_WHAT YOU ARE ASKED TO DO_
Using the data below, copy every line that contains the word "Supporter".

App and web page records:
• • •
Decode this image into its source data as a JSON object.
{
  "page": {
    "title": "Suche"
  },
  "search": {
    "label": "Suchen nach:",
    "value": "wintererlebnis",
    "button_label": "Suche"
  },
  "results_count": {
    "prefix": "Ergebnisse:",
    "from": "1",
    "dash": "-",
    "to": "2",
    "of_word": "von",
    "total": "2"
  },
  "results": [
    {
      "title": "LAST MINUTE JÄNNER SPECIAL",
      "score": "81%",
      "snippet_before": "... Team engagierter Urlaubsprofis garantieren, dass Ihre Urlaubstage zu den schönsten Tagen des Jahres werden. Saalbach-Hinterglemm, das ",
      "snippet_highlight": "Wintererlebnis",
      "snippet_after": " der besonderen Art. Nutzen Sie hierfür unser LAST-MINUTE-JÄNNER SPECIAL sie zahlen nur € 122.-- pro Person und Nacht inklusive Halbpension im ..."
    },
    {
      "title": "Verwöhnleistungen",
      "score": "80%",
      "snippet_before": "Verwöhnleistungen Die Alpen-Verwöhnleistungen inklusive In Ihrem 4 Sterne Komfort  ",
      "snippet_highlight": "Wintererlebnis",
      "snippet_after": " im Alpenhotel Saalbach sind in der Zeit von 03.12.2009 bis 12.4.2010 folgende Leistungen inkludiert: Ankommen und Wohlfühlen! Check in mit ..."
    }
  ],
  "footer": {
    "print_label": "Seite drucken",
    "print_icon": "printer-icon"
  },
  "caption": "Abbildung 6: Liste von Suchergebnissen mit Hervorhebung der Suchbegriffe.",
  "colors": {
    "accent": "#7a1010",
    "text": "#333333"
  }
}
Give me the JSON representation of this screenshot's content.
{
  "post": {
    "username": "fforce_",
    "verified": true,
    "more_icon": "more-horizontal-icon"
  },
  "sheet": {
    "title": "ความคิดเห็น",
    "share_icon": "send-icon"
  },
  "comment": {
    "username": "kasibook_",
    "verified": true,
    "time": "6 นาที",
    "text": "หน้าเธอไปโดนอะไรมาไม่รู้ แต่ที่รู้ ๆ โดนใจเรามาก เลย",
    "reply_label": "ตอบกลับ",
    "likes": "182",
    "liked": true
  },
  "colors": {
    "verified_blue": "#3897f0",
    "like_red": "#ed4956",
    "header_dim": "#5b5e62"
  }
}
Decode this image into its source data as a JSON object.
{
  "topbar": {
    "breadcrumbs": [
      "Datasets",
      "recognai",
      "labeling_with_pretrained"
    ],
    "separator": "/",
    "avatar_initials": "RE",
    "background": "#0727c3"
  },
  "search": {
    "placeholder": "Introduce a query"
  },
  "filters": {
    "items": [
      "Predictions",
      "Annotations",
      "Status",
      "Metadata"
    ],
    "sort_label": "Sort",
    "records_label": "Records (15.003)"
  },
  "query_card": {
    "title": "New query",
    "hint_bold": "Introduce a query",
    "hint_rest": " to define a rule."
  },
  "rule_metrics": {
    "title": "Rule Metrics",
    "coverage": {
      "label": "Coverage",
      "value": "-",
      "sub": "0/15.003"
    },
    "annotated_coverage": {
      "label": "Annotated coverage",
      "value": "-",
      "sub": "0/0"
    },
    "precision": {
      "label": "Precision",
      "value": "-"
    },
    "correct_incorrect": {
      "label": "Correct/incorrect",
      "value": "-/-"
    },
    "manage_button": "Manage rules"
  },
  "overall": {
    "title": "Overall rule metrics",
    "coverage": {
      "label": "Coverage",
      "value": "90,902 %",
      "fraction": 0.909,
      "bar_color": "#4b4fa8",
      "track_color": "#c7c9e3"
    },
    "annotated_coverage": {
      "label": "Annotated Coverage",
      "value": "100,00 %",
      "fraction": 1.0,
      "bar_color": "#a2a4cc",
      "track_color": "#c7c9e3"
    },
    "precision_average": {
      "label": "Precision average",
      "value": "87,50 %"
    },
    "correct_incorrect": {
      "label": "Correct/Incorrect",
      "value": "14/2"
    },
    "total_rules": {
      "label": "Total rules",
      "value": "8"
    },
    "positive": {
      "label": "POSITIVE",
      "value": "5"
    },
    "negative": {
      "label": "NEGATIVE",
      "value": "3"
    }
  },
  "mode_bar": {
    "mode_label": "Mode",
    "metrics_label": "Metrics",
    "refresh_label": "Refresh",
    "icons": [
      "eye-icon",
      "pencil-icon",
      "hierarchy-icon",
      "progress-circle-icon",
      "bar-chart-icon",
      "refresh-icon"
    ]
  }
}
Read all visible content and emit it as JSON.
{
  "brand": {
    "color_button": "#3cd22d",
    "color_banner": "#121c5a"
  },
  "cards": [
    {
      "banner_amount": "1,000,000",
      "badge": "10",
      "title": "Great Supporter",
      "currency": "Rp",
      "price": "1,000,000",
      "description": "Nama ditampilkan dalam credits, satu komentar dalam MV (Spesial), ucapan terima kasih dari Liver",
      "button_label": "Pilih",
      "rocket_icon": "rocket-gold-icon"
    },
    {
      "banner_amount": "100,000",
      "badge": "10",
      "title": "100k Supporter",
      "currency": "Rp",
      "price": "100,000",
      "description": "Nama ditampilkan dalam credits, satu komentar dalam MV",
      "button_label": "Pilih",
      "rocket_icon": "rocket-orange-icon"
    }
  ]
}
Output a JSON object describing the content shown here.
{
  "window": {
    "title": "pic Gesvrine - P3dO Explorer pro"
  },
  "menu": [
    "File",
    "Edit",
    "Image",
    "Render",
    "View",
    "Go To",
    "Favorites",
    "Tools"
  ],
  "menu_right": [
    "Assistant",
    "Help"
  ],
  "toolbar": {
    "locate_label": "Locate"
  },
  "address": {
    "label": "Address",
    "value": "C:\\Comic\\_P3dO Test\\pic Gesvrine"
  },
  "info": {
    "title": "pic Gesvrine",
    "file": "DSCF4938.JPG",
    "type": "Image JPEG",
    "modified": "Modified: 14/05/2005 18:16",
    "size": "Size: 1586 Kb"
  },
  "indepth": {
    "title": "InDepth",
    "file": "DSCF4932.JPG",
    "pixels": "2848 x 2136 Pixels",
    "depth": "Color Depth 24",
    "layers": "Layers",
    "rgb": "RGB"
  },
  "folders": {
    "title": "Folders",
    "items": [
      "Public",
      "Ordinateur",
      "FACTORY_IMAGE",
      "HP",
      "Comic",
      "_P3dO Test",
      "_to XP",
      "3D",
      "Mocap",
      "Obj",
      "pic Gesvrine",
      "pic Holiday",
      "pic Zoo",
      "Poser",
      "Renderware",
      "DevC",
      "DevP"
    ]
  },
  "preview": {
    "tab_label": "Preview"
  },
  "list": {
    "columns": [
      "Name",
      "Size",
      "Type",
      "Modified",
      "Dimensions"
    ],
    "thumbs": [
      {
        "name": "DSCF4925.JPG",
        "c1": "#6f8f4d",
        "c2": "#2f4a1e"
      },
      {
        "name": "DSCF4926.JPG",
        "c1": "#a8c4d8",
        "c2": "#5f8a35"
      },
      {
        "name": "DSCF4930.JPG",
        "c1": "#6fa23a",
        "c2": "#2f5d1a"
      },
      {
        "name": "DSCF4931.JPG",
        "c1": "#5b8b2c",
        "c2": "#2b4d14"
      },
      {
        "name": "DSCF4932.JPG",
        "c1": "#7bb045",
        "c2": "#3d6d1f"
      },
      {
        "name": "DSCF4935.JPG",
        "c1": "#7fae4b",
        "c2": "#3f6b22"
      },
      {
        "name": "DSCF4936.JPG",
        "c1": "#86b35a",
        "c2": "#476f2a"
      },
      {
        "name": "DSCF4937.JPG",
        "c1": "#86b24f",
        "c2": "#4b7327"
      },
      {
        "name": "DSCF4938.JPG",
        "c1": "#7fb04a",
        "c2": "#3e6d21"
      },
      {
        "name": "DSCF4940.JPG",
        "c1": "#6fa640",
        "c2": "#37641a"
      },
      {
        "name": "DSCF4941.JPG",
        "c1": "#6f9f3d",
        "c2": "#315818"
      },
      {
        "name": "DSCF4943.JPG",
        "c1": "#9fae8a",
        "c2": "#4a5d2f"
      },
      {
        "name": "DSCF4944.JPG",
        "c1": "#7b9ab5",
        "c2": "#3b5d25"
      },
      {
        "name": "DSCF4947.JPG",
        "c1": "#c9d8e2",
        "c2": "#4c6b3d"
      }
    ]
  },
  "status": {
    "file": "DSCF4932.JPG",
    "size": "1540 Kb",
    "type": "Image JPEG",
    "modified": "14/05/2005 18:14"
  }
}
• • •
_SOLUTION TO THIS PROBLEM_
      "title": "Great Supporter",
      "title": "100k Supporter",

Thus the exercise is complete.